== Instructions to follow ==
Search the data below for the word "JSON" and copy each line that holds it.

<<<<

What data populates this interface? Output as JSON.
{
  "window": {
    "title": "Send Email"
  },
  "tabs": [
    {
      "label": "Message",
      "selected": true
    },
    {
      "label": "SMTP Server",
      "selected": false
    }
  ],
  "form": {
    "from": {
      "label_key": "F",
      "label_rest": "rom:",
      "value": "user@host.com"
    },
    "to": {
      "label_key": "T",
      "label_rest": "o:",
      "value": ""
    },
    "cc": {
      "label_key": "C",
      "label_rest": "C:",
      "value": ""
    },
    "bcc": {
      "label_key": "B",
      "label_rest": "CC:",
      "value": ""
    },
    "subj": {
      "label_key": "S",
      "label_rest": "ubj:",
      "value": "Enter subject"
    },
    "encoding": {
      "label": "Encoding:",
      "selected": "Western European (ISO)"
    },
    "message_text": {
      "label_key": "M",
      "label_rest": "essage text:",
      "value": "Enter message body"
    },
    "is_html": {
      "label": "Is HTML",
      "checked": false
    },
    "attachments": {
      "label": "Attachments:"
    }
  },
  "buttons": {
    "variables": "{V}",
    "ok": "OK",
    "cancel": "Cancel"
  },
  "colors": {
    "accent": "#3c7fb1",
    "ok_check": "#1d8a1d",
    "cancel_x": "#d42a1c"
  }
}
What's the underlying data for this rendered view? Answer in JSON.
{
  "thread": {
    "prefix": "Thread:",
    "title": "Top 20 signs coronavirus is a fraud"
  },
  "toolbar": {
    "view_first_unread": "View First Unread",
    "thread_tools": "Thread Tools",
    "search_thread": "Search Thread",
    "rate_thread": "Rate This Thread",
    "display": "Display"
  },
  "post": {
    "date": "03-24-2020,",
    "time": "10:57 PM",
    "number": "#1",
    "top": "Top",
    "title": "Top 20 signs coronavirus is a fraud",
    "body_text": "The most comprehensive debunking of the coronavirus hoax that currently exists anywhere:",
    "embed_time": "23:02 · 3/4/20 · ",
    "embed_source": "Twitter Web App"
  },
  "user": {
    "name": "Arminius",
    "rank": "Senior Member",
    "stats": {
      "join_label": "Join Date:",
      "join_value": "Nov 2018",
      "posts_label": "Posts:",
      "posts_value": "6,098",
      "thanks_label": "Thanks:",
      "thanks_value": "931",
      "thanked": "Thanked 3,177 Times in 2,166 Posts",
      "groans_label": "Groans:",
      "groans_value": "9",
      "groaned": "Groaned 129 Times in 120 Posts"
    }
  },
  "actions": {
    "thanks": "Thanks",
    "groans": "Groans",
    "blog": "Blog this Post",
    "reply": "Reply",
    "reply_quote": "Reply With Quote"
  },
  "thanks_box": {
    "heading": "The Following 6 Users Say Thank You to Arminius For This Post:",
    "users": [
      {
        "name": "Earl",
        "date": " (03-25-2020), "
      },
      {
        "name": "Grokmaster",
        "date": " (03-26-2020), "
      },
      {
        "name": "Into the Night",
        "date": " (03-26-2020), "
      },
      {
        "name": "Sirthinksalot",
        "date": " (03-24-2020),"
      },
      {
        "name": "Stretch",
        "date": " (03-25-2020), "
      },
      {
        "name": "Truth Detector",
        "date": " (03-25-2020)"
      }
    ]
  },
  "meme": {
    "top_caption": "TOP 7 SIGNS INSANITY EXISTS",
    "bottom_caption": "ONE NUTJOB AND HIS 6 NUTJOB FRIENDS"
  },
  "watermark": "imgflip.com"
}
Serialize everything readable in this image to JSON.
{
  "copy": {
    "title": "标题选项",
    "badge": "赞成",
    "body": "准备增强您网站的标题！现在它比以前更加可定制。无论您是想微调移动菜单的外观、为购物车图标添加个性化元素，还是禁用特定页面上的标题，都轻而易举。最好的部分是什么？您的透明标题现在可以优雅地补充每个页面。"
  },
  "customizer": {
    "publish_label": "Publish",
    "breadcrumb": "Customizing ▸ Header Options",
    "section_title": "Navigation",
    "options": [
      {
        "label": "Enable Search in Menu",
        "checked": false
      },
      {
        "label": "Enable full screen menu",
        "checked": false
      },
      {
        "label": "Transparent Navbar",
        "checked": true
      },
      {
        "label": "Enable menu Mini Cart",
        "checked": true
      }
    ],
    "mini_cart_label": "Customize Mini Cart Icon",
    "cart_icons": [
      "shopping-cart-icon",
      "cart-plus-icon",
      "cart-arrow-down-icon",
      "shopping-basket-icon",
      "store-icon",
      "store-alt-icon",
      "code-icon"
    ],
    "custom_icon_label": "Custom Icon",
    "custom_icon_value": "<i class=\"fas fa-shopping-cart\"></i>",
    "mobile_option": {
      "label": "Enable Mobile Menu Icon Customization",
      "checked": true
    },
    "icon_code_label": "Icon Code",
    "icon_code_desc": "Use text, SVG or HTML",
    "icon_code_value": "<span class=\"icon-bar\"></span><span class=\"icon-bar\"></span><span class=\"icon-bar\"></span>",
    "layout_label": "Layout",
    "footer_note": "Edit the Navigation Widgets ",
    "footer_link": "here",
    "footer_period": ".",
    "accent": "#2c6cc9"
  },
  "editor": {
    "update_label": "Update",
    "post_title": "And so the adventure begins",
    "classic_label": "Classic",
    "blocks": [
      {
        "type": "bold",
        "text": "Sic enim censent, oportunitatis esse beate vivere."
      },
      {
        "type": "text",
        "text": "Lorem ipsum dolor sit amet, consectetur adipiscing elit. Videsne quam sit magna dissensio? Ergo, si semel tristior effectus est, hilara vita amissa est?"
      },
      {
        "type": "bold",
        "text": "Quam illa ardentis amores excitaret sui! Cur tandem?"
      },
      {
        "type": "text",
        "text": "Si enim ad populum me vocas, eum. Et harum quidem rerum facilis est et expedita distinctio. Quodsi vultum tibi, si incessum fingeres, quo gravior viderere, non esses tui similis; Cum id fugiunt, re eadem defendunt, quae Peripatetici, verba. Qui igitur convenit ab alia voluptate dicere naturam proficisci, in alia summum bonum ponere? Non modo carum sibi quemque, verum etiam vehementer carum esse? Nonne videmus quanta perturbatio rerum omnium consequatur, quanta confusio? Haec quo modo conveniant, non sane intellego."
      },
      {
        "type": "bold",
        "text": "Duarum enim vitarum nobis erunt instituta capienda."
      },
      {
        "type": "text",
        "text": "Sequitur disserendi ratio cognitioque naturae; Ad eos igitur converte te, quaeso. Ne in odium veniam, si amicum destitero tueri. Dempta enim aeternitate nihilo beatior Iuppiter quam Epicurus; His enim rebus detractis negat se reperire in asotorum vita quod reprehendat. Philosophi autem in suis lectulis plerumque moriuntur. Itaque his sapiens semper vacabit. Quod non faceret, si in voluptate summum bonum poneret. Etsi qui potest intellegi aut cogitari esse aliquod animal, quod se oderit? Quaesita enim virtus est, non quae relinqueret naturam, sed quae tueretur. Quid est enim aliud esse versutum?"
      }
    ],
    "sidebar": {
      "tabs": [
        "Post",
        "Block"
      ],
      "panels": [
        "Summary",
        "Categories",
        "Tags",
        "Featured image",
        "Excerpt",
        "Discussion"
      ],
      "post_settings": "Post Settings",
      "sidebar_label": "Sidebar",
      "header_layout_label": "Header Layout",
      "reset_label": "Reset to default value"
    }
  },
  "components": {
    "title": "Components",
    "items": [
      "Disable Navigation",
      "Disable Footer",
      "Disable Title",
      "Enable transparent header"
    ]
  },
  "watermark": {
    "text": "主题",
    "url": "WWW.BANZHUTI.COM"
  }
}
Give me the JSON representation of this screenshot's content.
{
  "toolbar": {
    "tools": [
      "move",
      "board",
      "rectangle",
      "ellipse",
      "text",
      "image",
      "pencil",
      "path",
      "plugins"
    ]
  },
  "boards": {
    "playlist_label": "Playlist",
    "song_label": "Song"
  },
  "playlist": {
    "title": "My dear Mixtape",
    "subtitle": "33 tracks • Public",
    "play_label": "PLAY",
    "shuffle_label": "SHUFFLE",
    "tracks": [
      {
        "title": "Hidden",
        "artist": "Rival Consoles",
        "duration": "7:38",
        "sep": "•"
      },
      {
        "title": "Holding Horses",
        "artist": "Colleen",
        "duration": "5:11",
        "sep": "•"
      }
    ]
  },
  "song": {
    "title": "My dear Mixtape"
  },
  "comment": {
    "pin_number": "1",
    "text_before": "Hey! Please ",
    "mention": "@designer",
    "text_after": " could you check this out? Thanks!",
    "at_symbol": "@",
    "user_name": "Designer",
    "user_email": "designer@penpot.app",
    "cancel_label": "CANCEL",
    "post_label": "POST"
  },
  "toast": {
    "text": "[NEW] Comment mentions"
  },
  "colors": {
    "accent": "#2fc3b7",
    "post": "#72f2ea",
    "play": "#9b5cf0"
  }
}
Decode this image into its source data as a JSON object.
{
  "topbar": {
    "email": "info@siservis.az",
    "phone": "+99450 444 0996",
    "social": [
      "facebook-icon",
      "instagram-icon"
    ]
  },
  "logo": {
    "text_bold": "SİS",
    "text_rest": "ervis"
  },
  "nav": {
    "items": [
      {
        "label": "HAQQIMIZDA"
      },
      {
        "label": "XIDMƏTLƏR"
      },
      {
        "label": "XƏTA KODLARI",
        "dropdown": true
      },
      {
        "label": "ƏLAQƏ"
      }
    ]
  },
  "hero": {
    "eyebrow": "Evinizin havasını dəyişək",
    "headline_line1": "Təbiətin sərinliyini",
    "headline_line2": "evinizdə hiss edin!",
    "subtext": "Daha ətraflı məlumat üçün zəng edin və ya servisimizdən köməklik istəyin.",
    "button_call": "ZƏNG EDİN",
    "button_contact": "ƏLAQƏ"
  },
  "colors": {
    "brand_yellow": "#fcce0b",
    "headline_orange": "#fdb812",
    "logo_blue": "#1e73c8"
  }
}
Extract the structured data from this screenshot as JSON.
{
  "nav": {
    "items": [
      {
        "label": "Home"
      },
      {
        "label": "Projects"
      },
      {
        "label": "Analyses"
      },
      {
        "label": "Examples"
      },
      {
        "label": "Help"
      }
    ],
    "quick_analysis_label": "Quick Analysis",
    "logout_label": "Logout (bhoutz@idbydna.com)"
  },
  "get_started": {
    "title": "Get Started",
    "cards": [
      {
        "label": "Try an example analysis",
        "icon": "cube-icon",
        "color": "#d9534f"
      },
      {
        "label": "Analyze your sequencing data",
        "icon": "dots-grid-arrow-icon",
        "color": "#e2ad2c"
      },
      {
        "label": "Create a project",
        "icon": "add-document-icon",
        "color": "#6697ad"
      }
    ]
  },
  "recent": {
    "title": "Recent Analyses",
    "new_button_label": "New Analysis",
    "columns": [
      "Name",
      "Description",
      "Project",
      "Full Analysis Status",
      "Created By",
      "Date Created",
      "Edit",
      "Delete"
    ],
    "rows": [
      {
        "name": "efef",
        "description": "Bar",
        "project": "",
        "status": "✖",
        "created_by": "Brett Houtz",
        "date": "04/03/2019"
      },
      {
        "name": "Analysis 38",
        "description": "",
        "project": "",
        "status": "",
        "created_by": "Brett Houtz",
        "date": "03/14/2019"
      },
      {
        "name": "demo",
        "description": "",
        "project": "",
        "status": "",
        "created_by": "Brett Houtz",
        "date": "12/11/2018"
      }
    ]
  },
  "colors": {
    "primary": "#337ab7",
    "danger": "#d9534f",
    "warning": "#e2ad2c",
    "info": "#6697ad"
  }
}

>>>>

== Output for this task ==
What data populates this interface? Output as JSON.
What's the underlying data for this rendered view? Answer in JSON.
Serialize everything readable in this image to JSON.
Give me the JSON representation of this screenshot's content.
Decode this image into its source data as a JSON object.
Extract the structured data from this screenshot as JSON.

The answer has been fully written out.